- [Exercise data]:
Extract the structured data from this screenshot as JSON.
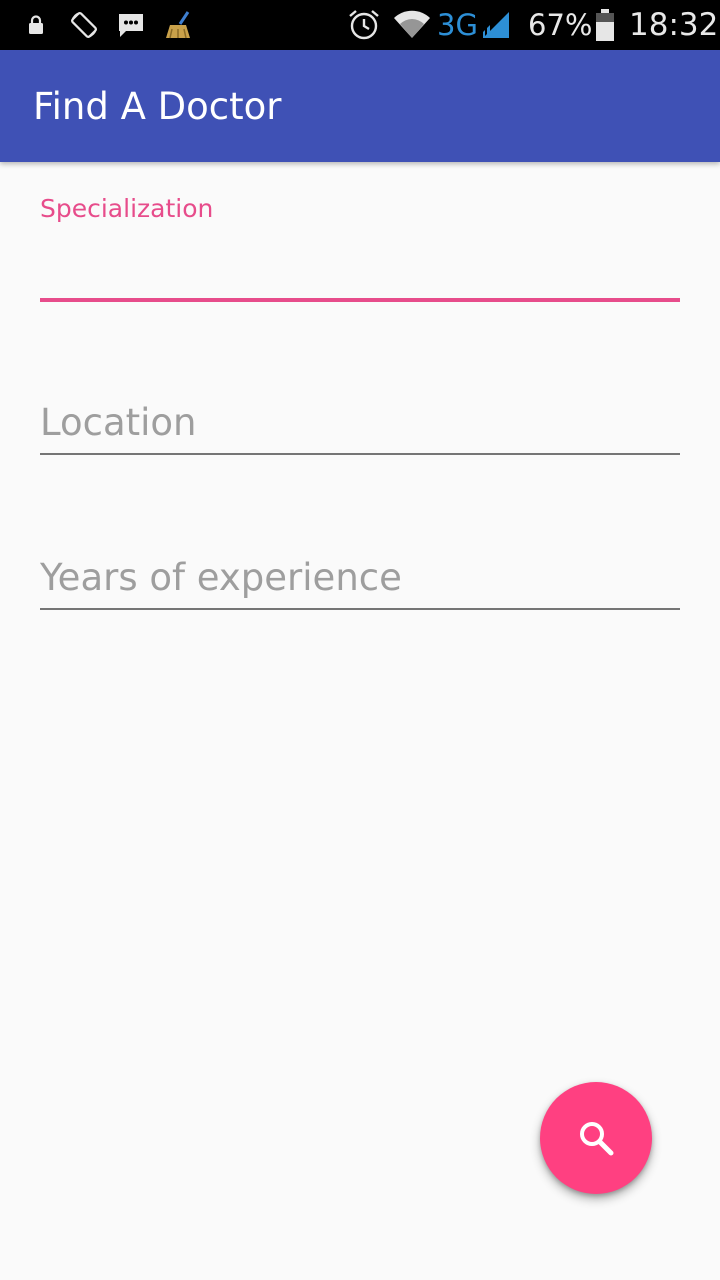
{
  "status_bar": {
    "icons": [
      "lock-icon",
      "screen-rotation-icon",
      "message-icon",
      "cleaner-icon",
      "alarm-icon",
      "wifi-icon",
      "signal-icon",
      "battery-icon"
    ],
    "network": "3G",
    "battery": "67%",
    "time": "18:32"
  },
  "app_bar": {
    "title": "Find A Doctor"
  },
  "form": {
    "specialization": {
      "label": "Specialization",
      "value": ""
    },
    "location": {
      "placeholder": "Location",
      "value": ""
    },
    "experience": {
      "placeholder": "Years of experience",
      "value": ""
    }
  },
  "fab": {
    "icon": "search-icon"
  },
  "colors": {
    "primary": "#3f51b5",
    "accent": "#ff4081",
    "label_accent": "#e74c8b",
    "hint": "#9e9e9e",
    "background": "#fafafa"
  }
}
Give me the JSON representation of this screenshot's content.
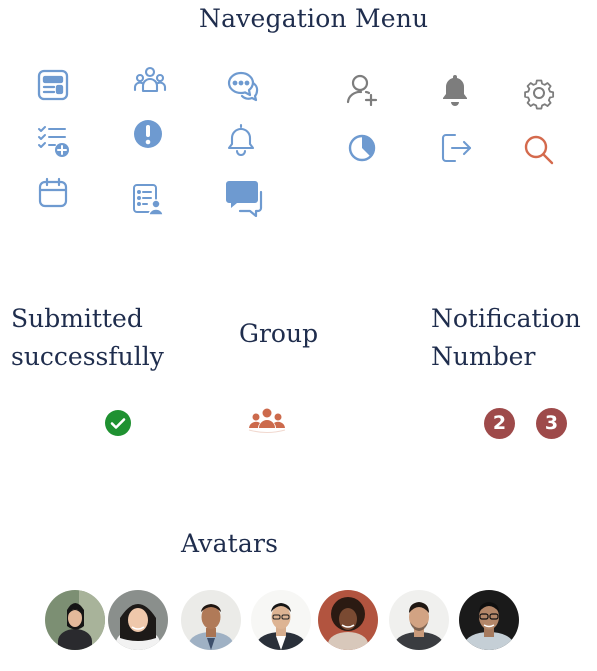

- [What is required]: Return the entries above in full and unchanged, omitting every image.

- [Finished task]:
Extract the structured data from this screenshot as JSON.
{
  "status_bar": {
    "icons": [
      "lock-icon",
      "screen-rotation-icon",
      "message-icon",
      "cleaner-icon",
      "alarm-icon",
      "wifi-icon",
      "signal-icon",
      "battery-icon"
    ],
    "network": "3G",
    "battery": "67%",
    "time": "18:32"
  },
  "app_bar": {
    "title": "Find A Doctor"
  },
  "form": {
    "specialization": {
      "label": "Specialization",
      "value": ""
    },
    "location": {
      "placeholder": "Location",
      "value": ""
    },
    "experience": {
      "placeholder": "Years of experience",
      "value": ""
    }
  },
  "fab": {
    "icon": "search-icon"
  },
  "colors": {
    "primary": "#3f51b5",
    "accent": "#ff4081",
    "label_accent": "#e74c8b",
    "hint": "#9e9e9e",
    "background": "#fafafa"
  }
}
Give me the JSON representation of this screenshot's content.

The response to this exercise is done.